OO Choy Sum, also commonly named AA, tastes a bit like celery, and a bit like cucumber. It is not as crunchy as celery nor does it maintain quite the softness as cucumber. It has a tinge of bitter, but then if fresh, not too much at all. Once you peel off the outer root, easily performed with a kitchen peeler, just give a second look all around being sure that no spots of the thicker greenish outer coating remain.
Using a Chef’s knife, from the bottom to the top, slice OO on an angle as if you would carve a piece of meat against the grain, for if you do not, you’ll have a cut vegetable that looks like the imprint of a railroad track running through it. See the above photo for the correct angle of slicing. Once all of your OO is sliced on the angle, then, you slice it again into very fine strips, sort of like a julienne, a bit thinner.
Once you’ve prepped the OO then you can move ahead with ingredients that provide more common name clarity, well, there are also some varying names for red hot red peppers, just buy a long hot red pepper for slicing, no matter what nationality it identifies itself by, and then you’ve got your fish sauce, fresh limes for juicing, sugar, warm water- not photographed- and with no alternative name needing clarification.
From left to right, fresh cilantro, Thai basil (as opposed to the commonly grown and more delicate leafed garden herb frequently called Italian basil,) and, fresh mint.
Peanuts. Not Planter’s Cocktail variety you purchase in a can, these may be found, skins on, at any international or Asian market.

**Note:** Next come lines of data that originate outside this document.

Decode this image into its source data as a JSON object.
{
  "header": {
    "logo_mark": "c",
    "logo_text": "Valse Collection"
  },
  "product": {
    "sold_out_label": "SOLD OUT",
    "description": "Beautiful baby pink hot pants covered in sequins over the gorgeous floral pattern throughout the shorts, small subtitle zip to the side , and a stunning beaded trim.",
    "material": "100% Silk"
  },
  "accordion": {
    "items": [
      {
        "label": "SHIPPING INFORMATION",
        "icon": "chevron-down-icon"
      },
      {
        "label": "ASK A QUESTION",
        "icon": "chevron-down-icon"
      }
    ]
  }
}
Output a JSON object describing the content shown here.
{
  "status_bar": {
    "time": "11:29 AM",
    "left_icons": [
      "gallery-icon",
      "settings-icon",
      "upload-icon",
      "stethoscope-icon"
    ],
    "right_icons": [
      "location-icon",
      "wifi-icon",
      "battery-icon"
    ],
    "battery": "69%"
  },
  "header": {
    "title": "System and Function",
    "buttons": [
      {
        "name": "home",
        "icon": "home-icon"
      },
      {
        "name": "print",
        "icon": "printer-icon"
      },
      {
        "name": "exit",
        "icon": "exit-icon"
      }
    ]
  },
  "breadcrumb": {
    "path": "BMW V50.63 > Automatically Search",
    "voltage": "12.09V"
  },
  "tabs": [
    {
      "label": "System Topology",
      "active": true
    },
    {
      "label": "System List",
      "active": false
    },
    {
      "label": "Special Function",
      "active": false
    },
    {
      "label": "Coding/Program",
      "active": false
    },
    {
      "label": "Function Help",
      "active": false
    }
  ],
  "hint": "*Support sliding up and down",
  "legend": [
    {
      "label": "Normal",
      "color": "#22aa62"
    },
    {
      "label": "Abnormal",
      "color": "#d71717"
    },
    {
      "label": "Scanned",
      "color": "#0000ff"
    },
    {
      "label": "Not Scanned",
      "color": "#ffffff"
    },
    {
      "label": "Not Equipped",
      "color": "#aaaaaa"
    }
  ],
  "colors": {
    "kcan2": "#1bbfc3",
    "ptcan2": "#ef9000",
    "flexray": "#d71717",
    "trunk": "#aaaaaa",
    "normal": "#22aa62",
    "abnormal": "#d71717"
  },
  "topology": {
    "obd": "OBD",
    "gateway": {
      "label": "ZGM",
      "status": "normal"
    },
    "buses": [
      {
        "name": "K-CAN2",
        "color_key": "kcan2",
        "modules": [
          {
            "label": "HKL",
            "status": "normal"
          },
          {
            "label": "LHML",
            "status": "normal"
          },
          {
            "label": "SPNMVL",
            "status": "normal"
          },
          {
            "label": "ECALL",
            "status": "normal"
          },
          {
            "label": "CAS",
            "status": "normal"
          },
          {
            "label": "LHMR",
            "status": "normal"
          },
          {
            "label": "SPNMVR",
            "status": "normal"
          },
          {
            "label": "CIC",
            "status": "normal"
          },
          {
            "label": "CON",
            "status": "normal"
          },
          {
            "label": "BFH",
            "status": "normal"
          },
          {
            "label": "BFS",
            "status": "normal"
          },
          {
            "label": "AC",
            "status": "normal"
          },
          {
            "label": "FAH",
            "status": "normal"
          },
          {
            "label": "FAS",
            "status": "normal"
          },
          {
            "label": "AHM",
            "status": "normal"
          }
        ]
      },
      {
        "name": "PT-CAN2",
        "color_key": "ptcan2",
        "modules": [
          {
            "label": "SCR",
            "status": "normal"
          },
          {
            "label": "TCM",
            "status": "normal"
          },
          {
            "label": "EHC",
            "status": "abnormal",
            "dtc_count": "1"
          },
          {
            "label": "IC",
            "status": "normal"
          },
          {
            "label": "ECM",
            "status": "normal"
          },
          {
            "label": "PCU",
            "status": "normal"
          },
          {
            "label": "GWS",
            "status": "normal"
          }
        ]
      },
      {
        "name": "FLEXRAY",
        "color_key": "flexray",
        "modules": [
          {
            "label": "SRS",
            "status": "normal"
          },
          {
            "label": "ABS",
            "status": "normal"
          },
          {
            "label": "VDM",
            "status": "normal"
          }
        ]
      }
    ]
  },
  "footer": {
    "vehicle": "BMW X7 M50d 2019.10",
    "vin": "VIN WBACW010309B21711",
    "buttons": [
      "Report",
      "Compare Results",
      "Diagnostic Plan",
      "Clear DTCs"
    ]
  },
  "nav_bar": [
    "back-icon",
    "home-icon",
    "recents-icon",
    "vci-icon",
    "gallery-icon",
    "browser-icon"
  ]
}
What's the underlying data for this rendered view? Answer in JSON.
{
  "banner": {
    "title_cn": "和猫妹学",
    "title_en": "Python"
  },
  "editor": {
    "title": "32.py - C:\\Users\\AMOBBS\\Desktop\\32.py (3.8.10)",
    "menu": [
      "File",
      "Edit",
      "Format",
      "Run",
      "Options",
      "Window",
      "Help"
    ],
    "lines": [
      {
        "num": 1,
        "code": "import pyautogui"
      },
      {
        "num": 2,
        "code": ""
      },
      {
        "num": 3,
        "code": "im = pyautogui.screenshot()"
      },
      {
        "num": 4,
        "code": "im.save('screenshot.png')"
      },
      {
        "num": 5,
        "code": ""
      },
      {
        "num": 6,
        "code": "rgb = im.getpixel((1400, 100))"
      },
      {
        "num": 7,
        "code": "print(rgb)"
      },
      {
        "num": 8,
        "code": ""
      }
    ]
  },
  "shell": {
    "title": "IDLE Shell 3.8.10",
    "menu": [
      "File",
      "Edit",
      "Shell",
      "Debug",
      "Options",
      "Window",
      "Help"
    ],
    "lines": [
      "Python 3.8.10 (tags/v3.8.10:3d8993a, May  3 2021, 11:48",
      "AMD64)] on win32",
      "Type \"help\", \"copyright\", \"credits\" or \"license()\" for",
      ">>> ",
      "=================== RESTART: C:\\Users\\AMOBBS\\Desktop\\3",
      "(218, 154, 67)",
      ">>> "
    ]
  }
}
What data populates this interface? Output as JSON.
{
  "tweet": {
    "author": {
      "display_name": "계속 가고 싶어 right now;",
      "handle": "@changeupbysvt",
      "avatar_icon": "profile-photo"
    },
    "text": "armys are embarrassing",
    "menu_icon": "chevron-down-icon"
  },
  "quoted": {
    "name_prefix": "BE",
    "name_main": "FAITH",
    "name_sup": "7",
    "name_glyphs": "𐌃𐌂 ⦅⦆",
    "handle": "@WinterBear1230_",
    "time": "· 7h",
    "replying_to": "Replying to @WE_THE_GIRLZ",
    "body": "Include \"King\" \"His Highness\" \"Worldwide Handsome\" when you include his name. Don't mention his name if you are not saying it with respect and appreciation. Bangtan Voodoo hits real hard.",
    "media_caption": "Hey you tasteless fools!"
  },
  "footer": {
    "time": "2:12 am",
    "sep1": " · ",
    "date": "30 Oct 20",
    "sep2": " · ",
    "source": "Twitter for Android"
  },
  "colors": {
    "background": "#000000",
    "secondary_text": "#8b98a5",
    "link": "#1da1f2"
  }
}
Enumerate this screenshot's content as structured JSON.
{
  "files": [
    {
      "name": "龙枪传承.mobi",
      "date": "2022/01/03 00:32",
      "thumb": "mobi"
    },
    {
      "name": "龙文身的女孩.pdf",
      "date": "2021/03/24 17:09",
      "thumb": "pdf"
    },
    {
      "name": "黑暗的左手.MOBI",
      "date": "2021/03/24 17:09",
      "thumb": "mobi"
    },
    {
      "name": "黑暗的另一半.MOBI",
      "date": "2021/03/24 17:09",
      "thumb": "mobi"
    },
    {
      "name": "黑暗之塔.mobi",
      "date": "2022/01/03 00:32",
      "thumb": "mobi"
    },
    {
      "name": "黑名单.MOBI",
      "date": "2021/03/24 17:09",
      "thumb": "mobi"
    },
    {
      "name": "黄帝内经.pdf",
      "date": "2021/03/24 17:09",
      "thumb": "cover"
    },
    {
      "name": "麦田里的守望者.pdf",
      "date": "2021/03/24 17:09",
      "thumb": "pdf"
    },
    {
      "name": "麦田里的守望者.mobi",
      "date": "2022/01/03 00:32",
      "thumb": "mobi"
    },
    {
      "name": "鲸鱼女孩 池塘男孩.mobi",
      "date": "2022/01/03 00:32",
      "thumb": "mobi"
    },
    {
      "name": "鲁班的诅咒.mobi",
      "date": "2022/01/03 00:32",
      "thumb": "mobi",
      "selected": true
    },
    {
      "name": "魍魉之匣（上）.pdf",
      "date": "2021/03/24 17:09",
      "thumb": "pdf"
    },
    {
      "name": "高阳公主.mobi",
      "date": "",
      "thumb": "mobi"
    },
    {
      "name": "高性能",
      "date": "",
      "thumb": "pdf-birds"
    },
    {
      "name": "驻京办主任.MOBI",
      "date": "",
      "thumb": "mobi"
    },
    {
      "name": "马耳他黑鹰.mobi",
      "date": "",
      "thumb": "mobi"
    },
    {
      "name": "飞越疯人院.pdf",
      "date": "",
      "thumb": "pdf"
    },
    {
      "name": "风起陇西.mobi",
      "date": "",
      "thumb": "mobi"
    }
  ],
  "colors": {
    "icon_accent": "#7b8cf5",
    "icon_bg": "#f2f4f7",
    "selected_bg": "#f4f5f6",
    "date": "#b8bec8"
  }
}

And finally we have Rice Stick Noodles, not to be confused with plain rice noodle… or skinny rice noodle vermicelli, oh golly gee, plain old linguine will do the job if you prefer for starters, otherwise grab a bag of ‘rice stick’ noodles and cook in boiling water to el dente, which may be up to a few minutes longer than the package directions before rinsing well of all the starch.
OO Choy Sum Salad is easy enough to put together and rather tasty as a warm weather supper, particularly if you enjoy the bursting flavors of sweet and tart combined with lots of colorful, fresh herbs, the key is in the shopping, identifying the stalk, as I’ve shared, and just remember the actual name isn’t always the most important consideration.
- 3 tablespoons canola oil
- 1- 1 1/4 pound shrimp, shelled, de-veined
- 3 scallions, finely chopped
- 2 cloves garlic, chopped
- 3 Choy Sum Stalks, peeled, sliced on the diagonal, cut into strips a bit thinner than julienne
- 1 pound ground pork
- 1 bag rice stick noodles, or one pound linguine
- 1/4 cup unsalted, shelled peanuts, chopped
- 1 handful fresh cilantro, chopped, plus some extra sprigs for garnish
- 1 handful fresh Thai Basil, cut into very thin strips
- 1 handful fresh mint, chopped
- Preparing the Sauce
- 2 limes, juiced
- 1/2 cup fish sauce
- 2 tablespoons sugar
- 1/4 cup warm water
- 1 long hot red pepper, sliced thinly
- couple pinches cracked black pepper
- Heat a large sized saute pan on medium high heat, pour in the oil then swirl to cover the bottom of the pan
- Drop in the shrimp, shake pan and cook until pink and just cooked through, a few minutes or longer, remove shrimp from the pan and transfer to a cutting board to cool, then chop into small pieces
- Add scallions to the saute pan and cook on very low heat for two minutes, add in the garlic, stir, cook another two minutes, transfer to a bowl with the sliced Choy Sum, stir throughout
- Add ground pork to the pan and cook on low heat until just done
- While pork is cooking, boil noodles in salted boiling water until el dente, drain, rinse very well of starch if using rice noodles rather than linguine Mix together the sauce ingredients and stir until sugar is completely dissolved
- Return shrimp along with the scallion, Choy Sum mixture back to the saute pan stir through with the cooked pork, and warm through another couple minutes for flavors to absorb together
- Toss cooked pasta with the sauce before folding through with the pork and shrimp mixture, stir through the fresh chopped herbs
- Top salad with chopped peanuts, garnish with fresh cilantro sprigs and basil strips